The Peaks Island Traffic Committee will hold a public hearing on Thursday, March 12, at 6:30 p.m. in the Douglas E. MacVane Community Center to review the island’s Downfront Traffic Management Plan, which was approved in August 2006.
Meanwhile, island councilors have proposed changing the city’s taxi cab ordinance to allow an island cab company to charge $5 a trip. Current rules limit island cab fares to a maximum of $1.50, which some say is too low to support a business.
Any proposed changes to the taxi cab ordinance must be approved by the City Council. The Peaks Island Council does not have the authority to make ordinance changes.
Both initiatives attempt to address summer traffic congestion that occurs at Peak’s Landing, where the convergence of vehicles and pedestrians getting on and off the ferry creates chaotic and sometimes unsafe conditions.
“Last year was managed chaos,” said Councilor Lynne Richard, chairwoman of the Traffic Committee. “We’re trying to move it away from chaos.”
During the peak of summer, Richard said there can be as many as 48 cars waiting for the ferry to the mainland. At 12 vehicles per ferry, that’s four boatloads. Congestion not only blocks Island Avenue, but also access to local shops and the entrance to the Welch Street parking lot.
The current traffic management plan sought to limit the number of vehicles that could drive down Welch Street to pick up or drop off supplies or people. That policy, and its enforcement by the Police Department, has drawn the ire of some island residents.

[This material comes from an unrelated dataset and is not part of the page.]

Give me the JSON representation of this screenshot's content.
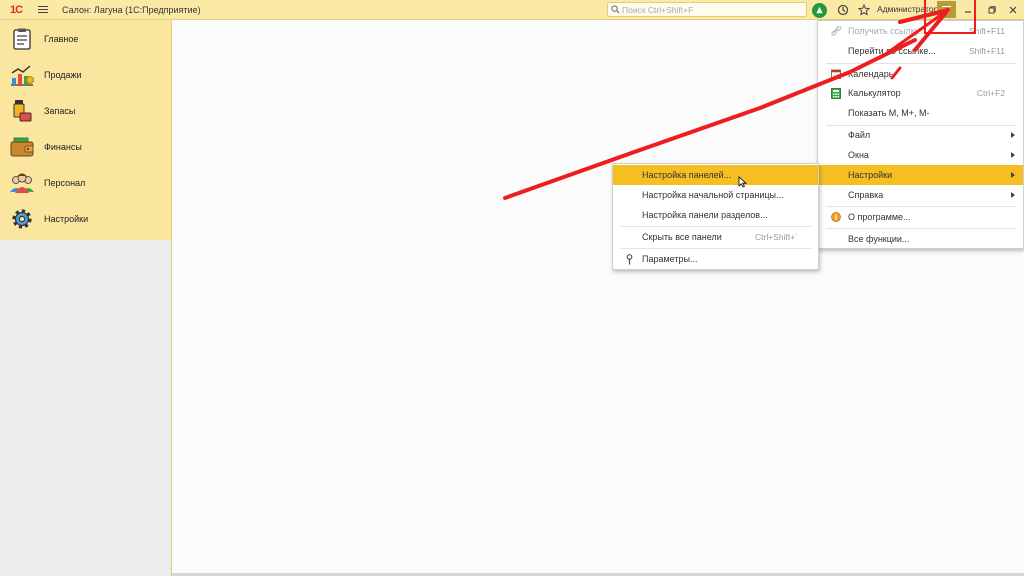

“There is a perception out there that rules have been enforced inconsistently,” Richard said. “I think that’s an indication police don’t have clarity about the policy.”
Since ferry trips are on a first-come, first serve basis, traffic lines can clog the Island Avenue-Welch Street intersection for hours at time. Richards said she has noticed a rise in the level of angst among drivers who are only visiting the island, which is compounding tensions.
“People seem to be bringing their driving habits with them,” she said.
Island councilors are also looking into ways to reduce the number of vehicles being ferried to the island by relaxing the city’s taxi cab rules to make it a viable business. Richard said an island taxi currently cannot charge more than $1.50 per trip.
Peaks Island Council Chairman Michael Richards said the current regulations have forced islanders to rely on a volunteer taxi service. “It was supposed to run on a temporary basis,” he said, noting the service is seven years old.
Richards predicted that islanders would have to lobby city officials to also address mainland parking for island visitors, so they can feel comfortable leaving their vehicles behind.
“We have to reduce the number of cars coming to Peaks Island, he said.
Currently, the only factor limiting the number of vehicles on the island is the number of daily ferry trips.
Richards suggested that incentives like safe, reliable mainland parking and a reliable island taxi service are needed to reduce traffic, since the Casco Bay Island Transit District makes most of its money off vehicle trips to the island.
“Unfortunately, Casco Bay lines needs the cars to generate revenue,” he said.